Fostering engagement, education and community with urban beekeeping at EQ Office
There’s no getting around it: today’s real estate and property management industries are all about going beyond simple location and amenities to craft unique and compelling experiences that keep tenants loyal and engaged. Real estate company EQ Office has been quick to pick up on that shift, choosing to intentionally design workspaces for a community-driven culture that allows people to collaborate, create and thrive. In fact, making intentional space for community is one of the four essential components spelled out in the EQ guidelines for nurturing an effective workplace – components the company calls the 4Cs of Spatial Alchemy.
As they thought about creative ways to foster and activate communities in their EQ 350 N Orleans building in Chicago, they reached out to us to explore a novel idea: inviting bees onto their urban rooftop. Months later, we caught up with their team to hear more about their experience, their challenges and their promising results.
EQ 350 N Orleans at a glance
- 30 tenants
- 4K tenant employees
- 10,000 sq ft of waterfront tenant lounge
- 5,000 sq ft of rooftop garden deck
- 10,000 sq ft of fitness facility
- 1,500 sq ft of conference center
Setting the stage for the new buzzing tenants
In their mission to transform their tenant relationships into true partnerships, the EQ team made it a priority to prepare, educate and engage everyone in the building in their brand new beekeeping project. That meant not only addressing their fears and concerns, but getting them involved in complementary projects like the planting of pollinator-friendly plants throughout the rooftop.
Thanks to our turnkey solution, our Chicago-based beekeeper manager Shelby Schulman was also on site to help them manage the onboarding process; suggesting ways to help everyone feel more comfortable with their unorthodox new tenants.
“At first, EQ Office was a bit hesitant about where to place the hive because the space would be shared by the bees and the tenants. But once we explained the true purpose of the bees, the tenants felt at ease and understood what a great opportunity it would be for everyone. We also suggested additional signage set up around the hive so that interested tenants could learn more about their bees outside of our scheduled visits.”

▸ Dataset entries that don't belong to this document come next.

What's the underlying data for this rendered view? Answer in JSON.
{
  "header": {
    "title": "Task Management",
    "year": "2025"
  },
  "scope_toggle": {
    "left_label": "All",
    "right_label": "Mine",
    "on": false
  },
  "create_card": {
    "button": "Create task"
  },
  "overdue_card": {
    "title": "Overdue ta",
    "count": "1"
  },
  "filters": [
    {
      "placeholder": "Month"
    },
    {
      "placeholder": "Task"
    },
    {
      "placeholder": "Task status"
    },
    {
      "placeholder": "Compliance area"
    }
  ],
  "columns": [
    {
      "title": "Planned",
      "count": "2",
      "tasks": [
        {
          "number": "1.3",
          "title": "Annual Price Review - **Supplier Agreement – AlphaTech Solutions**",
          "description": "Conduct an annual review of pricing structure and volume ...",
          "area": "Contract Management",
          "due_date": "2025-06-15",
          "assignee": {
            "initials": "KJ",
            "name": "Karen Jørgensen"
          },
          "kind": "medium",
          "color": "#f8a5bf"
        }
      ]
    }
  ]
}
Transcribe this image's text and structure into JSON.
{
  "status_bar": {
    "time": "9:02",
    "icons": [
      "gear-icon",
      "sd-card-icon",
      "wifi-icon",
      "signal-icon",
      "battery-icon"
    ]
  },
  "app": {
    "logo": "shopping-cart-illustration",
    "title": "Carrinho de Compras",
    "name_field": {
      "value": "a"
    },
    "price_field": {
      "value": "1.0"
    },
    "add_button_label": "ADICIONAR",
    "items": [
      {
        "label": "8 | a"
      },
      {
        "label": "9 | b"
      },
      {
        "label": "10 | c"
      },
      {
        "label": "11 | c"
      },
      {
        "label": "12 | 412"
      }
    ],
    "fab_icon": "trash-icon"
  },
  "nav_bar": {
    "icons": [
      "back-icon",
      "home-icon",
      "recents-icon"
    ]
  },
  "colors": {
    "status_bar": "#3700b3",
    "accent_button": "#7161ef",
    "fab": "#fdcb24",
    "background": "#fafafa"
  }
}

Alongside the helpful signs, the EQ and Alvéole teams also coordinated a series of fun, hands-on workshops for anyone curious to know more. As it turned out, plenty of inquisitive tenants were eager to learn; their “Discover the World of Bees” and “Meet Your Bees with Travis” workshops got rave reviews and great attendance!
From bees, to engagement, to sustainability
Though of course, the EQ team was eager to get tenants involved and interacting with the bees, they saw the project as a gateway to a broader conversation about community, fragile ecosystems and sustainability. And it worked – uniting people from multiple companies, backgrounds and industries around a shared understanding of the delicate balance involved in creating the food and produce we eat. After all, up to 75% of the world’s fruit and seed crops used for human consumption are believed to depend, at least in part, on the work of pollinators to sustain production, yield and quality.
Beyond creating links between the EQ team, tenant companies and their employees, the hives also created a safe and professionally supervised space for people to confront their fears and misunderstandings about their pollinator neighbours. With countless opportunities to observe the bees from afar and learn more about their behaviours, even people who were allergic or scared were able to gradually get used to their presence and quickly became their biggest ambassadors.
So what’s next? The EQ team will be selling a portion of its honey to their tenants and furthering their social impact by donating proceeds to a bee-friendly organization in the Chicago area. As for the rest of the hive’s sweet bounty, rumour has it tenants might just find a new honey-inspired cocktail popping up on the bar menu come harvest time.